As an intern for the Education, Income Management, and Labor (EIML) Division of the OMB, Pauline Alvarado (G’20) assists the Higher Education team in their work to perform policy, program management, and regulatory analyses related to the Department of Education. She swears it’s less stuffy than it sounds. “In the Education Branch, everyone is intelligent, very purposeful with how they communicate and approach an issue while having a delightful sense of humor. It’s nice to be a part of a team with such great rapport!” Outside the office, Pauline discusses comfort found in one of her oldest passions, and just how important connections are in DC (especially for her portable fan).
What areas of public policy interest you?
My interest in the minutiae of implementing policy and managing programs was cultivated at the Council of State Governments Justice Center. I worked to optimize the operational efforts of the 26-state Justice Reinvestment Program, a data-driven approach to improve public safety, reduce corrections and related criminal justice spending. There, I noticed the importance of strategic fiscal planning and establishing program metrics in the enactment of a legislation. I chose to spend my summer at OMB to challenge myself in not only learning the nuances of a new issue area (higher education finance) but how data and evidence are used in the decision-making process within the agency.

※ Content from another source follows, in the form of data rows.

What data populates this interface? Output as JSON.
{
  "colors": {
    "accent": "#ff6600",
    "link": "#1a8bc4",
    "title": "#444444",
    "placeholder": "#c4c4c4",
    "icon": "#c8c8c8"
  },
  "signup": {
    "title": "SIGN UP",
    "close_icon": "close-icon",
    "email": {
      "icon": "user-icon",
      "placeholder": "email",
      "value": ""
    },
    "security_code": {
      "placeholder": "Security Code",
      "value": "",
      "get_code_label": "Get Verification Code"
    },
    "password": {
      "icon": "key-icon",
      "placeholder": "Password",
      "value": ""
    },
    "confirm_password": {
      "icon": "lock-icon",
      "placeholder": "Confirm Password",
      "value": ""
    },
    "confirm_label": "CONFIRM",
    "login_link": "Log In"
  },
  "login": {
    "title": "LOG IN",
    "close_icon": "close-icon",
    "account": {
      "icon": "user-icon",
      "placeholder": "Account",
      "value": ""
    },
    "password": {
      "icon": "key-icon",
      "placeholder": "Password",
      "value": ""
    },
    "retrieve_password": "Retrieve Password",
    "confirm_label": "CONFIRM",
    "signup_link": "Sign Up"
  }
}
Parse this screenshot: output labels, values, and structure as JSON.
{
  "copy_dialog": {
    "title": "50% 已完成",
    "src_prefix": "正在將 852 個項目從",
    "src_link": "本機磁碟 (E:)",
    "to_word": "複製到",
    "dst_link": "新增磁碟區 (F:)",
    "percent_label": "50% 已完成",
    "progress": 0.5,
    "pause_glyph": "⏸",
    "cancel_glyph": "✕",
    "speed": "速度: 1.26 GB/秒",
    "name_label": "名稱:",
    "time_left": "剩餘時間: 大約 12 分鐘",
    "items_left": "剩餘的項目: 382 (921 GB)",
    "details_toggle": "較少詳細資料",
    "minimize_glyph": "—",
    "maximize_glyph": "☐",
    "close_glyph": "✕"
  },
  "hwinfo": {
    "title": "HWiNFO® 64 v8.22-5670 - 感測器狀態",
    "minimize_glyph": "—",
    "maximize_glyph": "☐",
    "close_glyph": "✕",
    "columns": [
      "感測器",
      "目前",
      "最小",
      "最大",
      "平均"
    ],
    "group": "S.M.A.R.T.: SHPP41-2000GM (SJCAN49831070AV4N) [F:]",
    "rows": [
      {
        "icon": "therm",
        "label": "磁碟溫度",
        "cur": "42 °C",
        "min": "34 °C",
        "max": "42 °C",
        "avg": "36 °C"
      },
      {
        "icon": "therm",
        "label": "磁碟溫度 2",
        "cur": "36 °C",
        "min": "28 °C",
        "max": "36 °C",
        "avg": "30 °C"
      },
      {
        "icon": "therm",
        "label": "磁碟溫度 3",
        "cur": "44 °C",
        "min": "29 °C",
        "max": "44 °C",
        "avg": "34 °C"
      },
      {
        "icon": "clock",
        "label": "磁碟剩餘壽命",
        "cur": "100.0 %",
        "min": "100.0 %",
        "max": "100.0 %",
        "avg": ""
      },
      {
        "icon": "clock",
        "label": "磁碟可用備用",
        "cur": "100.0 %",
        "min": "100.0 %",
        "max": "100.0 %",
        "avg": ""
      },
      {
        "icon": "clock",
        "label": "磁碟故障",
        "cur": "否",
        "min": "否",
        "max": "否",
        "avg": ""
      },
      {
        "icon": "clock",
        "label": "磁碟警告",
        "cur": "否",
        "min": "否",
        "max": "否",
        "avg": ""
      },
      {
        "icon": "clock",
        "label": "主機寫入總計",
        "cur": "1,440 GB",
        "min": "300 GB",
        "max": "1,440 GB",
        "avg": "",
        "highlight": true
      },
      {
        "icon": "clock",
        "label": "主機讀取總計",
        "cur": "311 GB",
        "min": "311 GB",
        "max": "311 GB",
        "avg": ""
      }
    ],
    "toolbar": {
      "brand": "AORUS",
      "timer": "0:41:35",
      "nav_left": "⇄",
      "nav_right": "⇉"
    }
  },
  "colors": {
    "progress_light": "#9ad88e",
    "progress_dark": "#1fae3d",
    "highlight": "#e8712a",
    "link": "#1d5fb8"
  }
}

What is the first thing you do when you get to the office every morning?
I usually go through my emails and figure out what is cresting at the moment whether it be the Labor, Health and Human Services, and Education Subcommittee mark up on Appropriations Bill, FY2019 or the status of regulatory rulemaking related to higher education such as gainful employment and postsecondary institution accreditation. Then, I touch base with the Program Examiners regarding any immediate assistance or upcoming scheduled meetings that I can attend. Some ongoing projects include enhancing the fiscal oversight capability of the team through the usage of government-wide database tools and legislative analysis of higher education bills proposed by Congress related to the Higher Education Act.
What does a typical day in DC look like for you?
Of course, the day is spent in the office during regular business hours. After work, I usually take a dance class around the corner from my apartment in Columbia Heights. I’ve done about fifteen years of training in ballet so having a place to go that’s familiar has been a great comfort. As a plus, it’s great to support small business that are run by people of color. The dance studio was initially founded to provide equal access to ballet and the arts.
Have there been any surprises regarding living and working as an intern in DC?
Networking. Is. Everything.
Wharton PPI organizes small, intimate dinners with Penn alum to foster fruitful discussion and relationship building with current students. From our conversations, a common theme I picked up is that DC is a small town. Various anecdotes demonstrate that one day, an intern may end up being the director of an organization or be the key person to give approval to move a budget proposal to Congress.
Name one object that you brought with you to DC that reflects your personality.
I brought a handheld mini electric fan. My mom came back from the Philippines and told me, “This is going to change your life.” It reflects my personality because it’s useful, it gets the job done, it helps people feel comfortable, but it’s compact like me (I’m 4’11”). I feel a little ridiculous walking around with it, but I love it. This summer, I beat the heat across the country taking this wonderful gadget with me from Miami up to Boston and all the way to San Francisco.
In 30 years, what will you remember about living and working in DC?
A deep respect for career public servants. No matter the administration, they keep the government running. Folks at OMB develop, review, and advise on the preparation of formal documents, such as the Budget, State of the Union messages, and Executive Orders. It’s been a pleasure to be around professionals who demonstrate deep dedication to their work and the country. I take with me a discipline that include careful analysis of policy and programs in consideration of key stakeholders, data, evidence, and pragmatism.